$2.2 Billion Assigned to Tackle COVID-19 in Puerto Rico
$150 million identified to strengthen the unemployment fund
Omar Marrero, executive director of the Puerto Rico Financial Advisory & Fiscal Agency Authority. >Carlos Rivera Giusti
As thousands of unemployed workers and business owners wait for a response from the Puerto Rico Department of Labor, Gov. Wanda Vázquez detailed how her administration aims to distribute $2.2 billion in federal funds before December 2020.
The plan that Vázquez presented yesterday—which will be made official in an executive order—includes:
—$150 million for private hospitals
—$150 million to improve the follow-up process on COVID-19 patients (contact tracing) and to buy test kits
—$40 million to improve remote work and study
—$350 million in aid for small- and midsize businesses (PyMES by its Spanish acronym)
—$50 million for the tourism industry.
Meanwhile, $485.6 million will be disbursed to the General Fund and the emergency reserve. According to a document released by La Fortaleza, $335 million of those funds will be destined to reimburse the General Fund’s expenses throughout the coronavirus emergency, while “the rest will be an effort to respond to possible changes on how to use [the federal funds].”
Both the governor and Labor Secretary Briseida Torres defended at a press conference the fund disbursement procedure for unemployed workers, despite multiple criticisms and obstacles that the process has prompted.
Vázquez was asked how the government would ensure the distribution of those funds, when the unemployment assistance program for self-employed individuals is being managed manually because the system doesn’t work.
Unemployed Workers a Priority
The governor then insisted on listing the sum of money that has been distributed to unemployed workers.
“The system collapses and it also happens to private [companies]; nobody was prepared for the level of requests like the ones that have been received. What’s important is supplying that aid. Of the 230,000 who have solicited, more than 50 percent is receiving that aid. It has never been enough nor will it be until every Puerto Rican can receive it,” Vázquez responded.
Apart from the unemployment insurance, there are other aid that haven’t been disbursed, such as the allocation for nurses in the private sector.
“We are close to the system being in place so that they can access and fill in the information and receive their incentive,” Vázquez. “In the coming weeks, we hope that the system is ready in the Department of Treasury (Hacienda),” she stressed.
There are $150 million identified to reinforce the unemployment fund and $200 million that will be distributed among self-employed workers with a $1,000 check per individual. That check will be destined to the same group that received the $500 stimulus when the coronavirus emergency was barely beginning on the island.
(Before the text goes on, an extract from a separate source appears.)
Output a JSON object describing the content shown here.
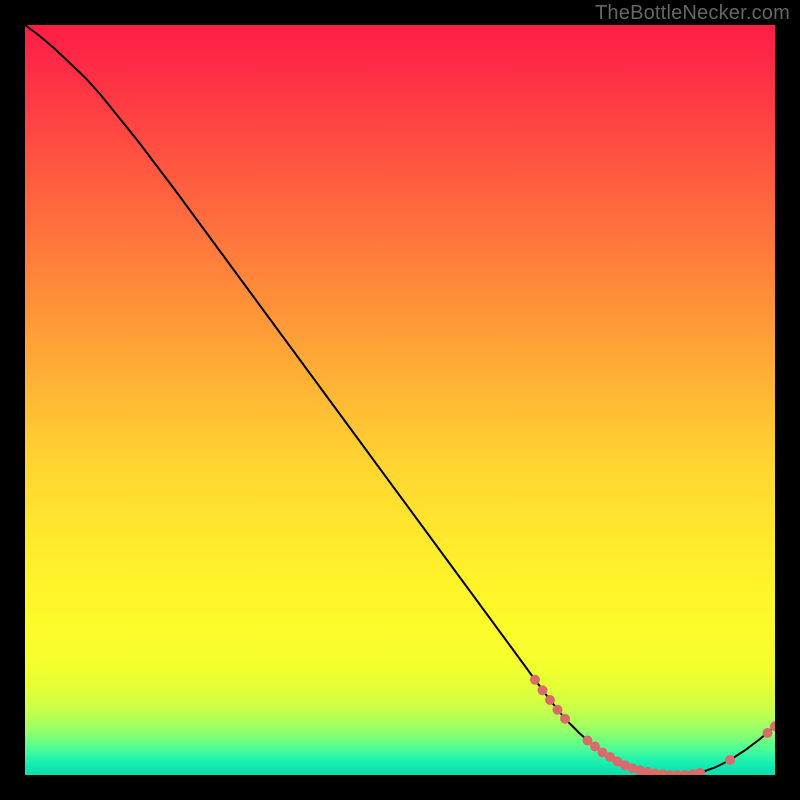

Torres reiterated that, since March 15, when the first lockdown was enacted, there have been 142,000 people claiming unemployment. Among the pending cases, there are 35,000 who are waiting for the resolution of the denominated “controversial points,” which impede the request. The agency has 500 employees to work on those cases, according to the Labor secretary.
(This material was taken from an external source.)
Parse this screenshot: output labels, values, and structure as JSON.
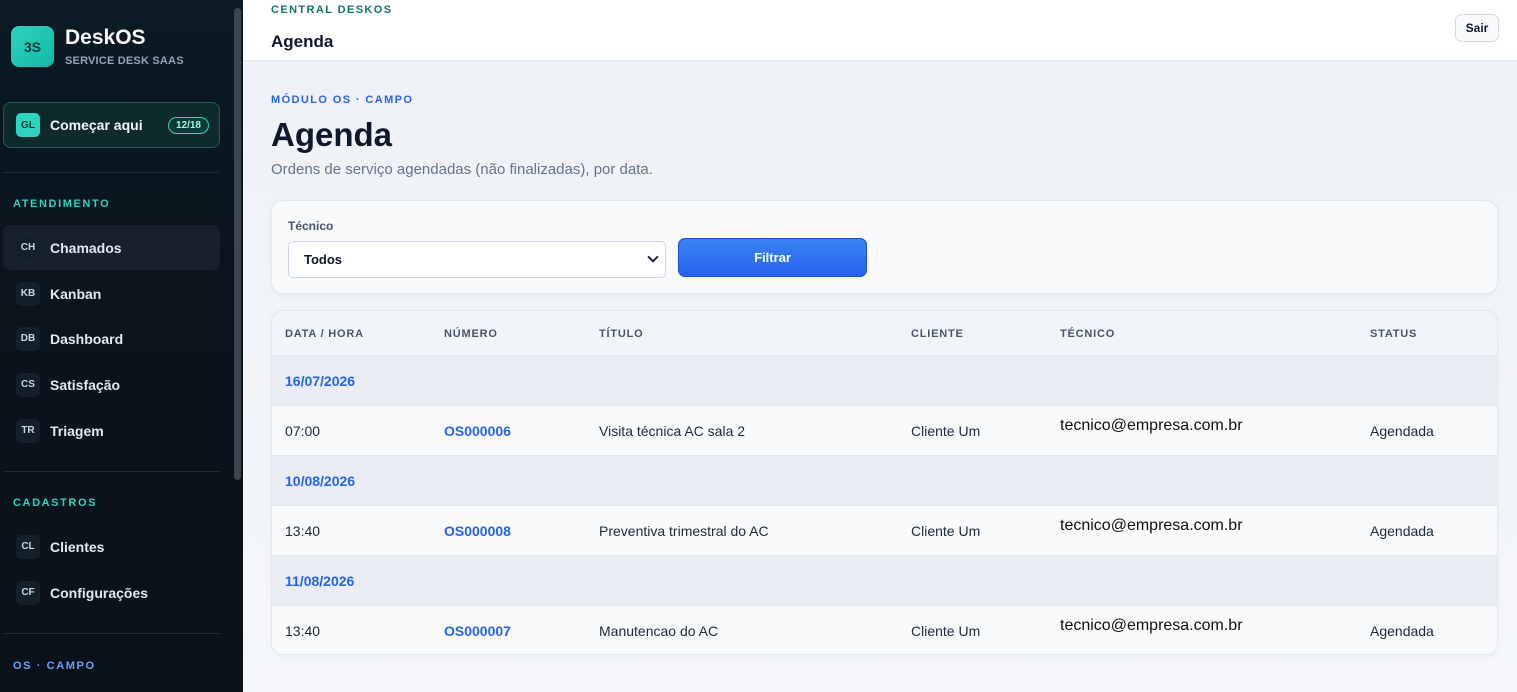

Relief for Hospitals
There were representatives of several private hospital institutions at the press conference, who applauded the governor’s announcements.
The executive director of the Puerto Rico Financial Advisory & Fiscal Agency Authority (Aafaf by its Spanish acronym), Omar Marrero, said that the hospital aid will be used for payrolls, but not necessarily to recruit the hundreds of displaced workers. Hospitals will have access to that money as soon as next week.
“It is definitely expected to be used for payroll. But at the end of the day, these are assists; they are not rescues. There is no way to replace the revenue loss that businesses, including hospitals, have had. This aid is not to cover revenue loss; it is assistance for eligible expenses,” Marrero explained.
Other fund allocations include $5 million for a program for the homeless. Vázquez said that nonprofits that work with these communities can present proposals to use these funds in expenses like protection gear, soaps, masks, and gloves.
In addition, there are $40 million for technological investment and to improve the “telemedicine” program, and another $10 million to cover COVID-19 prevention expenses in jails, where there are no known cases. The Department of Correction and Rehabilitation is supposed to use that money to establish vareas for visits and phone calls.
There are also $350 million to finance up to 50 percent of payrolls of private employers who continued paying their employees during the economic paralysis caused by the COVID-19 emergency measures.
The fund breakdown includes $100 million to buy protection, disinfection, and cleaning equipment and items, which will be distributed by government agencies, hospitals, schools, and courts, among others.
Moreover, municipalities can request funds from a $100 million pot assigned for COVID-19 expenses.